“If the business doesn’t have profits to cover the total deduction, then the deduction will be limited to the amount of profit,” Nisall said. “Basically, the self-employed health insurance deduction cannot bring the business net income below zero.” (For related reading, see: Retirement Plans For The Self-Employed.)

Many self-employed workers are not able to deduct their premium because they’re eligible for a plan on their spouse’s insurance. This comes on a month-by-month basis. For example, if you were eligible to be on your wife’s plan for half of last year, you can only deduct six months of health insurance premiums. 

“Even if a person or his/her spouse is not part of a group health plan, if he/she is eligible to be part of a group for any given month, the self-employment deduction cannot be taken for those months,” Nisall said. (For related reading, see: 7 Mistakes to Avoid When Buying Health Insurance.)

However, if you received tax credits from the government, you are still eligible to deduct what you paid out of pocket. Long-term care insurance is also deductible on your taxes, but the IRS has limits on how much you can deduct depending on your age range. COBRA premiums are one of the few items that are not able to be deducted, even if you are self-employed and meet other criteria.

How to Deduct

The practice of deducting health insurance premiums has been around since the 1980s; in 2003, you could deduct 100% for the first time. If you want to deduct, the line to do so is on form 1040, line 29. If you take the standard deduction, you can still deduct your health insurance premiums.

“Itemizing is not a requirement to claim the deduction,” Nisall said.

Every tax season people leave money on the table by not claiming the deductions they’re owed. It can seem daunting to someone with limited tax experience, but the time it takes to learn the ins and outs is more than worth it — usually after the first year. (For more, see: 10 Tax Benefits For The Self-Employed.)

The Bottom Line

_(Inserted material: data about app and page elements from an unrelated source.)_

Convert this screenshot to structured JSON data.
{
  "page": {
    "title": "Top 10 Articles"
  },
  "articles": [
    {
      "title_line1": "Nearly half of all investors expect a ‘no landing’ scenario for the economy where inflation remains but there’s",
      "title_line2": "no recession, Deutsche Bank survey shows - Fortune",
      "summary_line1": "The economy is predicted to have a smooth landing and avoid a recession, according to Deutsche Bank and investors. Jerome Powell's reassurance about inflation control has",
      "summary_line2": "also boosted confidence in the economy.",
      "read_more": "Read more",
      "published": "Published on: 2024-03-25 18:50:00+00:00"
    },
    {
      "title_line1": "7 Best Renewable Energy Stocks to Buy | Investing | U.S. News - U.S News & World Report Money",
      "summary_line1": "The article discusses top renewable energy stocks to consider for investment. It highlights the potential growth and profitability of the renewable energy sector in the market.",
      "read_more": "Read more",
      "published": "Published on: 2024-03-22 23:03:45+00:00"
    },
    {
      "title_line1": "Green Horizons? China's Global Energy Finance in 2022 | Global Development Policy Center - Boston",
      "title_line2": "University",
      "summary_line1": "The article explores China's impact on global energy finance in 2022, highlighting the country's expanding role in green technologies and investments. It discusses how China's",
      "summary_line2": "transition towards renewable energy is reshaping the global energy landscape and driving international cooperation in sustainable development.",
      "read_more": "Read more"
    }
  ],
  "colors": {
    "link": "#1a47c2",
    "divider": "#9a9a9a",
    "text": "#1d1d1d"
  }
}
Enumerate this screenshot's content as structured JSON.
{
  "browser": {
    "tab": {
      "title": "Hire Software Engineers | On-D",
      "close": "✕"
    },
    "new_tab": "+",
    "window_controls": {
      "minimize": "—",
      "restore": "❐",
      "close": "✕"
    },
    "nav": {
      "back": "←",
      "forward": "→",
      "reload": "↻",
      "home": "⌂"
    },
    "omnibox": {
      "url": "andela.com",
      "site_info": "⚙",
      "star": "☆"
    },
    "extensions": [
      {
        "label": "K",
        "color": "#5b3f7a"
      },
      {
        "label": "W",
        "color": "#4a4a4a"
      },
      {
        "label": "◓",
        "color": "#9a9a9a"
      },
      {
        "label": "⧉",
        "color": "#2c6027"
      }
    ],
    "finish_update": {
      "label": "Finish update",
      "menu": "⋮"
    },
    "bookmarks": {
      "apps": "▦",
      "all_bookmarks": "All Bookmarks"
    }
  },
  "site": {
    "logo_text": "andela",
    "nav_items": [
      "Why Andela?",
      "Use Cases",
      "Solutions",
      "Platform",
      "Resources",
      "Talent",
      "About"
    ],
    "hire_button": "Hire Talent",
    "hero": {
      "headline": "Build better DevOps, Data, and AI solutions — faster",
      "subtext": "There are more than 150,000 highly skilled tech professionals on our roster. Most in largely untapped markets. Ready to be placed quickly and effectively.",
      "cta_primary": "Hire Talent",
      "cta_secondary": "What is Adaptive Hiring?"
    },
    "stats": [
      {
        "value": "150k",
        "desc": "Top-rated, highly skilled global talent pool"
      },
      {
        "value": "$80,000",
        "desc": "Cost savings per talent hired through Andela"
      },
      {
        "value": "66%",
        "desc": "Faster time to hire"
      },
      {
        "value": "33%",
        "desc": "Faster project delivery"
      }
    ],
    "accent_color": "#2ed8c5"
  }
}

The freedom of self-employment comes at a hefty price — insurance price, that is. No matter what kind of plan you’re on or how high your premiums are, you can lessen that financial burden by deducting your medical premiums. For many, health insurance premiums can make up a hefty percentage of their budget. Compared to the cost of deducting office supplies and meals, insurance premiums can make a substantial difference in how much you have to pay in taxes on your business. (For more, see: Why Not to Use Your HSA for Current Medical Bills.)

Want to learn how to invest?

Get a free 10 week email series that will teach you how to start investing.

Delivered twice a week, straight to your inbox.